**What to do**:
Repeat each record word for word.

### Data for processing ###

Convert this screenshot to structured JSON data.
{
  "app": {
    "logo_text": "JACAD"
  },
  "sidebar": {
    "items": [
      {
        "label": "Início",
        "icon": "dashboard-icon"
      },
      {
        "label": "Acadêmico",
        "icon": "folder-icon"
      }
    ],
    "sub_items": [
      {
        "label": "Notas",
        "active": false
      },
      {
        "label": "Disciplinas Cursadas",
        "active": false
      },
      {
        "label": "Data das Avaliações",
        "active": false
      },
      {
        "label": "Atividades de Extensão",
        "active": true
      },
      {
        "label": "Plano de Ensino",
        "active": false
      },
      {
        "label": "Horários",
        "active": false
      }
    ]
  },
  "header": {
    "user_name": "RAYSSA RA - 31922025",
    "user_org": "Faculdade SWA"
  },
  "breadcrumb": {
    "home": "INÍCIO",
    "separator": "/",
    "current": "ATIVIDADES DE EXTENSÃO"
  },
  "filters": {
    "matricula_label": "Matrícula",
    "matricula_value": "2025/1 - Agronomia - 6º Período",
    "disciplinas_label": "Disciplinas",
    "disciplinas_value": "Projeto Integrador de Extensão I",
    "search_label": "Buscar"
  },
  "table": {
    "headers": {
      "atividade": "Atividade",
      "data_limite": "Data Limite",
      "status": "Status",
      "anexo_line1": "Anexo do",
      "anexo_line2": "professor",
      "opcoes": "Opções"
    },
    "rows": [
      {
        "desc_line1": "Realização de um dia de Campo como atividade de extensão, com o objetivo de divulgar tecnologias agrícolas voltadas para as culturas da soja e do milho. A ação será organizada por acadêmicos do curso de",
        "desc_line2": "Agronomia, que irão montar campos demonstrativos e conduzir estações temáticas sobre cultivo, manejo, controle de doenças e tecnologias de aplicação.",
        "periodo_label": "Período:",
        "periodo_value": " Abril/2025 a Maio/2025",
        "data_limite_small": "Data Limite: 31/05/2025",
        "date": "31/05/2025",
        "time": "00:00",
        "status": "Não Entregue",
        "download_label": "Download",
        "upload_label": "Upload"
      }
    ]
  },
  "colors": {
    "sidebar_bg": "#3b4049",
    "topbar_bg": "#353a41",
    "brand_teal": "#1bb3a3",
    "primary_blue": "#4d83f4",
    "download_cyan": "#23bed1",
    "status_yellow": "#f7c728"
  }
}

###

**Task output**:
Convert this screenshot to structured JSON data.
{
  "app": {
    "logo_text": "JACAD"
  },
  "sidebar": {
    "items": [
      {
        "label": "Início",
        "icon": "dashboard-icon"
      },
      {
        "label": "Acadêmico",
        "icon": "folder-icon"
      }
    ],
    "sub_items": [
      {
        "label": "Notas",
        "active": false
      },
      {
        "label": "Disciplinas Cursadas",
        "active": false
      },
      {
        "label": "Data das Avaliações",
        "active": false
      },
      {
        "label": "Atividades de Extensão",
        "active": true
      },
      {
        "label": "Plano de Ensino",
        "active": false
      },
      {
        "label": "Horários",
        "active": false
      }
    ]
  },
  "header": {
    "user_name": "RAYSSA RA - 31922025",
    "user_org": "Faculdade SWA"
  },
  "breadcrumb": {
    "home": "INÍCIO",
    "separator": "/",
    "current": "ATIVIDADES DE EXTENSÃO"
  },
  "filters": {
    "matricula_label": "Matrícula",
    "matricula_value": "2025/1 - Agronomia - 6º Período",
    "disciplinas_label": "Disciplinas",
    "disciplinas_value": "Projeto Integrador de Extensão I",
    "search_label": "Buscar"
  },
  "table": {
    "headers": {
      "atividade": "Atividade",
      "data_limite": "Data Limite",
      "status": "Status",
      "anexo_line1": "Anexo do",
      "anexo_line2": "professor",
      "opcoes": "Opções"
    },
    "rows": [
      {
        "desc_line1": "Realização de um dia de Campo como atividade de extensão, com o objetivo de divulgar tecnologias agrícolas voltadas para as culturas da soja e do milho. A ação será organizada por acadêmicos do curso de",
        "desc_line2": "Agronomia, que irão montar campos demonstrativos e conduzir estações temáticas sobre cultivo, manejo, controle de doenças e tecnologias de aplicação.",
        "periodo_label": "Período:",
        "periodo_value": " Abril/2025 a Maio/2025",
        "data_limite_small": "Data Limite: 31/05/2025",
        "date": "31/05/2025",
        "time": "00:00",
        "status": "Não Entregue",
        "download_label": "Download",
        "upload_label": "Upload"
      }
    ]
  },
  "colors": {
    "sidebar_bg": "#3b4049",
    "topbar_bg": "#353a41",
    "brand_teal": "#1bb3a3",
    "primary_blue": "#4d83f4",
    "download_cyan": "#23bed1",
    "status_yellow": "#f7c728"
  }
}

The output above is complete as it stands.